Excerpts from an interface dataset:
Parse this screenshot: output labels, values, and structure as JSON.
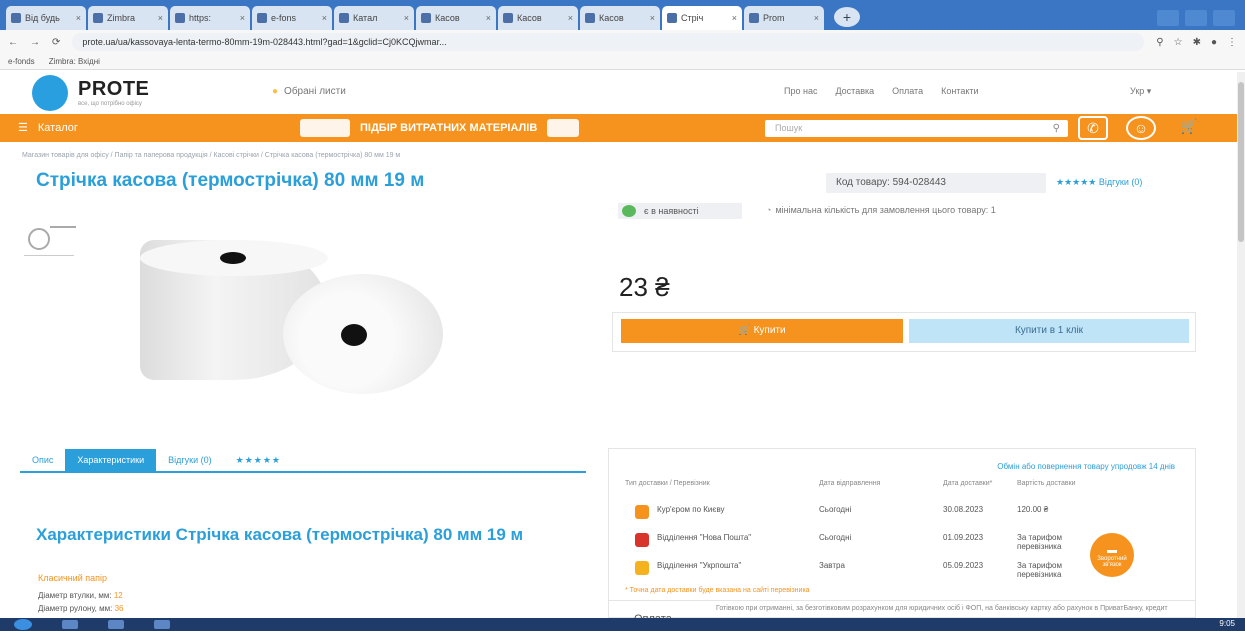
{
  "browser": {
    "tabs": [
      {
        "label": "Від будь"
      },
      {
        "label": "Zimbra"
      },
      {
        "label": "https:"
      },
      {
        "label": "e-fons"
      },
      {
        "label": "Катал"
      },
      {
        "label": "Касов"
      },
      {
        "label": "Касов"
      },
      {
        "label": "Касов"
      },
      {
        "label": "Стріч",
        "active": true
      },
      {
        "label": "Prom"
      }
    ],
    "new_tab": "+",
    "url": "prote.ua/ua/kassovaya-lenta-termo-80mm-19m-028443.html?gad=1&gclid=Cj0KCQjwmar...",
    "bookmarks": [
      "e-fonds",
      "Zimbra: Вхідні"
    ]
  },
  "header": {
    "logo": "PROTE",
    "logo_tagline": "все, що потрібно офісу",
    "favorites": "Обрані листи",
    "nav": [
      "Про нас",
      "Доставка",
      "Оплата",
      "Контакти"
    ],
    "lang": "Укр"
  },
  "orange_bar": {
    "catalog": "Каталог",
    "consumables": "ПІДБІР ВИТРАТНИХ МАТЕРІАЛІВ",
    "search_placeholder": "Пошук",
    "cart_count": "0"
  },
  "breadcrumb": "Магазин товарів для офісу / Папір та паперова продукція / Касові стрічки / Стрічка касова (термострічка) 80 мм 19 м",
  "product": {
    "title": "Стрічка касова (термострічка) 80 мм 19 м",
    "code": "Код товару: 594-028443",
    "rating": "★★★★★ Відгуки (0)",
    "in_stock": "є в наявності",
    "min_qty": "мінімальна кількість для замовлення цього товару: 1",
    "price": "23 ₴",
    "buy": "Купити",
    "one_click": "Купити в 1 клік"
  },
  "tabs": [
    "Опис",
    "Характеристики",
    "Відгуки (0)",
    "★★★★★"
  ],
  "specs": {
    "title": "Характеристики Стрічка касова (термострічка) 80 мм 19 м",
    "section": "Класичний папір",
    "rows": [
      {
        "label": "Діаметр втулки, мм:",
        "value": "12"
      },
      {
        "label": "Діаметр рулону, мм:",
        "value": "36"
      }
    ]
  },
  "delivery": {
    "note": "Обмін або повернення товару упродовж 14 днів",
    "headers": [
      "Тип доставки / Перевізник",
      "Дата відправлення",
      "Дата доставки*",
      "Вартість доставки"
    ],
    "rows": [
      {
        "name": "Кур'єром по Києву",
        "sent": "Сьогодні",
        "date": "30.08.2023",
        "cost": "120.00 ₴",
        "color": "#f5931e"
      },
      {
        "name": "Відділення \"Нова Пошта\"",
        "sent": "Сьогодні",
        "date": "01.09.2023",
        "cost": "За тарифом перевізника",
        "color": "#d9342b"
      },
      {
        "name": "Відділення \"Укрпошта\"",
        "sent": "Завтра",
        "date": "05.09.2023",
        "cost": "За тарифом перевізника",
        "color": "#f5b21e"
      }
    ],
    "footnote": "* Точна дата доставки буде вказана на сайті перевізника"
  },
  "payment": {
    "label": "Оплата",
    "text": "Готівкою при отриманні, за безготівковим розрахунком для юридичних осіб і ФОП, на банківську картку або рахунок в ПриватБанку, кредит"
  },
  "chat": "Зворотний зв'язок",
  "taskbar": {
    "clock": "9:05"
  }
}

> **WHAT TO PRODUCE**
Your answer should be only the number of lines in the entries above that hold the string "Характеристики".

> **SOLUTION**
2